Publication Papers

Labour market participation is vital to newcomers’ successful integration in the host country. Although wage earning remains the most common means of participating in the labour market, some newcomers alternatively start their own businesses.

Newcomer entrepreneurship has substantial benefits for the business owner and the host community alike and can be facilitated through the establishment of supportive policies and initiatives.

However, aspiring newcomer entrepreneurs face several obstacles when they attempt to start a business. Through a systematic literature review and a selection of global case studies, this paper identifies some of the challenges with respect to market opportunities, access to entrepreneurship, human capital, social networks, and the social environment in the newcomer entrepreneurship context.
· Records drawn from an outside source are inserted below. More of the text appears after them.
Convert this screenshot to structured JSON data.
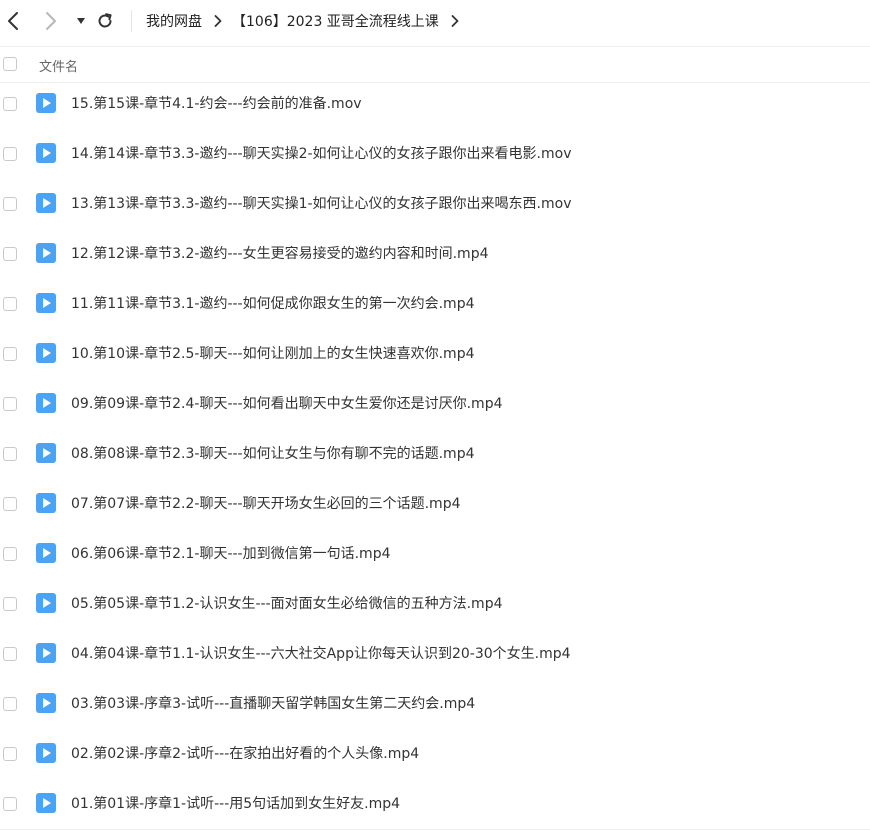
{
  "breadcrumb": {
    "items": [
      "我的网盘",
      "【106】2023 亚哥全流程线上课"
    ]
  },
  "table": {
    "header": "文件名",
    "rows": [
      "15.第15课-章节4.1-约会---约会前的准备.mov",
      "14.第14课-章节3.3-邀约---聊天实操2-如何让心仪的女孩子跟你出来看电影.mov",
      "13.第13课-章节3.3-邀约---聊天实操1-如何让心仪的女孩子跟你出来喝东西.mov",
      "12.第12课-章节3.2-邀约---女生更容易接受的邀约内容和时间.mp4",
      "11.第11课-章节3.1-邀约---如何促成你跟女生的第一次约会.mp4",
      "10.第10课-章节2.5-聊天---如何让刚加上的女生快速喜欢你.mp4",
      "09.第09课-章节2.4-聊天---如何看出聊天中女生爱你还是讨厌你.mp4",
      "08.第08课-章节2.3-聊天---如何让女生与你有聊不完的话题.mp4",
      "07.第07课-章节2.2-聊天---聊天开场女生必回的三个话题.mp4",
      "06.第06课-章节2.1-聊天---加到微信第一句话.mp4",
      "05.第05课-章节1.2-认识女生---面对面女生必给微信的五种方法.mp4",
      "04.第04课-章节1.1-认识女生---六大社交App让你每天认识到20-30个女生.mp4",
      "03.第03课-序章3-试听---直播聊天留学韩国女生第二天约会.mp4",
      "02.第02课-序章2-试听---在家拍出好看的个人头像.mp4",
      "01.第01课-序章1-试听---用5句话加到女生好友.mp4"
    ]
  },
  "icons": {
    "back": "chevron-left-icon",
    "forward": "chevron-right-icon",
    "history": "caret-down-icon",
    "refresh": "refresh-icon",
    "file": "video-file-icon"
  },
  "colors": {
    "video_icon": "#4aa3f4",
    "text": "#333333",
    "muted": "#666666"
  }
}
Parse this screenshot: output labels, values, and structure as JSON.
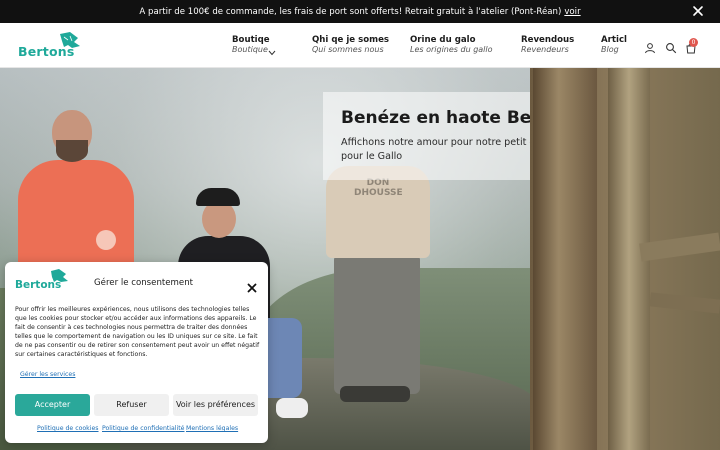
{
  "announcement": {
    "text": "A partir de 100€ de commande, les frais de port sont offerts! Retrait gratuit à l'atelier (Pont-Réan)",
    "link_label": "voir"
  },
  "brand": {
    "logo_text": "Bertons",
    "accent": "#1fa99a"
  },
  "nav": {
    "items": [
      {
        "title": "Boutiqe",
        "subtitle": "Boutique"
      },
      {
        "title": "Qhi qe je somes",
        "subtitle": "Qui sommes nous"
      },
      {
        "title": "Orine du galo",
        "subtitle": "Les origines du gallo"
      },
      {
        "title": "Revendous",
        "subtitle": "Revendeurs"
      },
      {
        "title": "Articl",
        "subtitle": "Blog"
      }
    ],
    "cart_count": "0"
  },
  "hero": {
    "title": "Benéze en haote Bertè",
    "subtitle": "Affichons notre amour pour notre petit coin",
    "subtitle_2": "pour le Gallo",
    "shirt_print": "DON DHOUSSE"
  },
  "consent": {
    "logo_text": "Bertons",
    "title": "Gérer le consentement",
    "body": "Pour offrir les meilleures expériences, nous utilisons des technologies telles que les cookies pour stocker et/ou accéder aux informations des appareils. Le fait de consentir à ces technologies nous permettra de traiter des données telles que le comportement de navigation ou les ID uniques sur ce site. Le fait de ne pas consentir ou de retirer son consentement peut avoir un effet négatif sur certaines caractéristiques et fonctions.",
    "services_link": "Gérer les services",
    "accept_label": "Accepter",
    "refuse_label": "Refuser",
    "prefs_label": "Voir les préférences",
    "links": [
      "Politique de cookies",
      "Politique de confidentialité",
      "Mentions légales"
    ],
    "accept_color": "#2aa89a"
  }
}
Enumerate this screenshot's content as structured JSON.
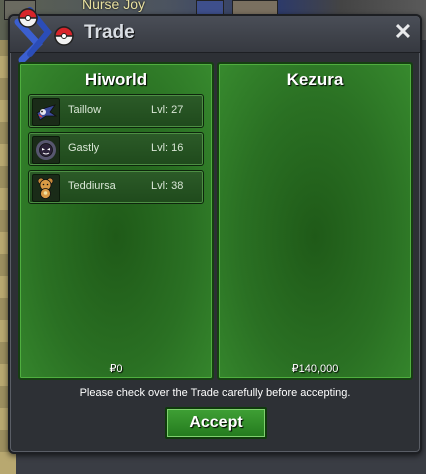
{
  "background": {
    "npc_label": "Nurse Joy"
  },
  "window": {
    "title": "Trade",
    "close_icon": "close-x-icon"
  },
  "players": [
    {
      "name": "Hiworld",
      "money": "₽0",
      "pokemon": [
        {
          "name": "Taillow",
          "level": "Lvl: 27",
          "icon": "taillow-icon"
        },
        {
          "name": "Gastly",
          "level": "Lvl: 16",
          "icon": "gastly-icon"
        },
        {
          "name": "Teddiursa",
          "level": "Lvl: 38",
          "icon": "teddiursa-icon"
        }
      ]
    },
    {
      "name": "Kezura",
      "money": "₽140,000",
      "pokemon": []
    }
  ],
  "notice": "Please check over the Trade carefully before accepting.",
  "accept_label": "Accept",
  "colors": {
    "panel_green": "#2a7023",
    "accept_green": "#3fa035",
    "window_dark": "#2d3035"
  }
}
Unveiling those pain points paves the way for developing suitable solutions. Regulatory incentives and innovation could enhance market opportunities. Taking measures to reduce hurdles pertaining to bureaucratic complexity, foreign credential assessment, policy evaluation, legal status restrictions and securing financial capital could increase access to entrepreneurship. Tailored progressive education, training, consulting and mentoring opportunities may resolve issues in the area of human capital, while technology access and professional networks contribute to strengthening newcomers’ social networks. Finally, pressures in the societal environment, mainly resulting from discrimination, could be mitigated through community education and newcomer civic engagement.

While the lack of research on newcomer entrepreneurship and the vast differences among newcomer scenarios hinder the development of standard solutions, this paper aims to provide a foundation on which further investigation, strategic planning and solution implementation efforts could be based. Active, informed and engaged leadership is needed to champion the transition of the newcomer image from a passive and vulnerable recipient to an empowered contributor.